Excerpts from an interface dataset
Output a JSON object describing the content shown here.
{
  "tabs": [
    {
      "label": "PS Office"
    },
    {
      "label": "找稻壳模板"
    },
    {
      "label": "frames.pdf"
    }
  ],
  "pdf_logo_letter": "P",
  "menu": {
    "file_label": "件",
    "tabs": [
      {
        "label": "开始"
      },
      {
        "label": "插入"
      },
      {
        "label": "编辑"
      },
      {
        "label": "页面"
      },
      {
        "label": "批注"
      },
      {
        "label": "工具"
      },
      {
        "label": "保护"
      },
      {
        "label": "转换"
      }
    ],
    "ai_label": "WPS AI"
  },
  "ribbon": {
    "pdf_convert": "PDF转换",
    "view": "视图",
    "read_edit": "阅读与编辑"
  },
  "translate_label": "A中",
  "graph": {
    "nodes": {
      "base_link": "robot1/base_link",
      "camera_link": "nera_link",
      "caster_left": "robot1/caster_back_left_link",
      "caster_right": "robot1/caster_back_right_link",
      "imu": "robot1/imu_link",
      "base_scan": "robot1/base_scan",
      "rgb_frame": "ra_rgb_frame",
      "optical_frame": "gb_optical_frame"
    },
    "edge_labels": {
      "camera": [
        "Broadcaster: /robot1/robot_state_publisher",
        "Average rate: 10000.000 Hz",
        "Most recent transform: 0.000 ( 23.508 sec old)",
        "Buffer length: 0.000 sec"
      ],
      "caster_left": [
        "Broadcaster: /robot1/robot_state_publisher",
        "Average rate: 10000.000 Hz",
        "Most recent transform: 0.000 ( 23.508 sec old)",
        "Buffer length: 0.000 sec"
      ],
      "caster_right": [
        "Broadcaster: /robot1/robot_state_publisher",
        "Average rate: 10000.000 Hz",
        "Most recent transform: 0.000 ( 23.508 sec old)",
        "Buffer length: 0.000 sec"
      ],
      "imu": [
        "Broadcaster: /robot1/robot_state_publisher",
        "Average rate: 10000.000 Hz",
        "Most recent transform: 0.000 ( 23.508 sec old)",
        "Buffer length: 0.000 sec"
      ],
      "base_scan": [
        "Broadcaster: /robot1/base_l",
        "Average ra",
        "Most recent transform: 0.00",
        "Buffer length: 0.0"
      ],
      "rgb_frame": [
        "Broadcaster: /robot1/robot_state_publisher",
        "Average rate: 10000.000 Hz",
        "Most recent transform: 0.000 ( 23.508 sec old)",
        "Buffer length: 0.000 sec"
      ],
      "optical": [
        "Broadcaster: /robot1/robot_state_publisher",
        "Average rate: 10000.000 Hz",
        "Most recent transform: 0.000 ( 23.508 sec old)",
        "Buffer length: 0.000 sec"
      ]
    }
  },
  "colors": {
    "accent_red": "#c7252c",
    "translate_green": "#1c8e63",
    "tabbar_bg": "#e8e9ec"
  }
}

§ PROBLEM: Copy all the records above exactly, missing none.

§ FINAL ANSWER:
Output a JSON object describing the content shown here.
{
  "tabs": [
    {
      "label": "PS Office"
    },
    {
      "label": "找稻壳模板"
    },
    {
      "label": "frames.pdf"
    }
  ],
  "pdf_logo_letter": "P",
  "menu": {
    "file_label": "件",
    "tabs": [
      {
        "label": "开始"
      },
      {
        "label": "插入"
      },
      {
        "label": "编辑"
      },
      {
        "label": "页面"
      },
      {
        "label": "批注"
      },
      {
        "label": "工具"
      },
      {
        "label": "保护"
      },
      {
        "label": "转换"
      }
    ],
    "ai_label": "WPS AI"
  },
  "ribbon": {
    "pdf_convert": "PDF转换",
    "view": "视图",
    "read_edit": "阅读与编辑"
  },
  "translate_label": "A中",
  "graph": {
    "nodes": {
      "base_link": "robot1/base_link",
      "camera_link": "nera_link",
      "caster_left": "robot1/caster_back_left_link",
      "caster_right": "robot1/caster_back_right_link",
      "imu": "robot1/imu_link",
      "base_scan": "robot1/base_scan",
      "rgb_frame": "ra_rgb_frame",
      "optical_frame": "gb_optical_frame"
    },
    "edge_labels": {
      "camera": [
        "Broadcaster: /robot1/robot_state_publisher",
        "Average rate: 10000.000 Hz",
        "Most recent transform: 0.000 ( 23.508 sec old)",
        "Buffer length: 0.000 sec"
      ],
      "caster_left": [
        "Broadcaster: /robot1/robot_state_publisher",
        "Average rate: 10000.000 Hz",
        "Most recent transform: 0.000 ( 23.508 sec old)",
        "Buffer length: 0.000 sec"
      ],
      "caster_right": [
        "Broadcaster: /robot1/robot_state_publisher",
        "Average rate: 10000.000 Hz",
        "Most recent transform: 0.000 ( 23.508 sec old)",
        "Buffer length: 0.000 sec"
      ],
      "imu": [
        "Broadcaster: /robot1/robot_state_publisher",
        "Average rate: 10000.000 Hz",
        "Most recent transform: 0.000 ( 23.508 sec old)",
        "Buffer length: 0.000 sec"
      ],
      "base_scan": [
        "Broadcaster: /robot1/base_l",
        "Average ra",
        "Most recent transform: 0.00",
        "Buffer length: 0.0"
      ],
      "rgb_frame": [
        "Broadcaster: /robot1/robot_state_publisher",
        "Average rate: 10000.000 Hz",
        "Most recent transform: 0.000 ( 23.508 sec old)",
        "Buffer length: 0.000 sec"
      ],
      "optical": [
        "Broadcaster: /robot1/robot_state_publisher",
        "Average rate: 10000.000 Hz",
        "Most recent transform: 0.000 ( 23.508 sec old)",
        "Buffer length: 0.000 sec"
      ]
    }
  },
  "colors": {
    "accent_red": "#c7252c",
    "translate_green": "#1c8e63",
    "tabbar_bg": "#e8e9ec"
  }
}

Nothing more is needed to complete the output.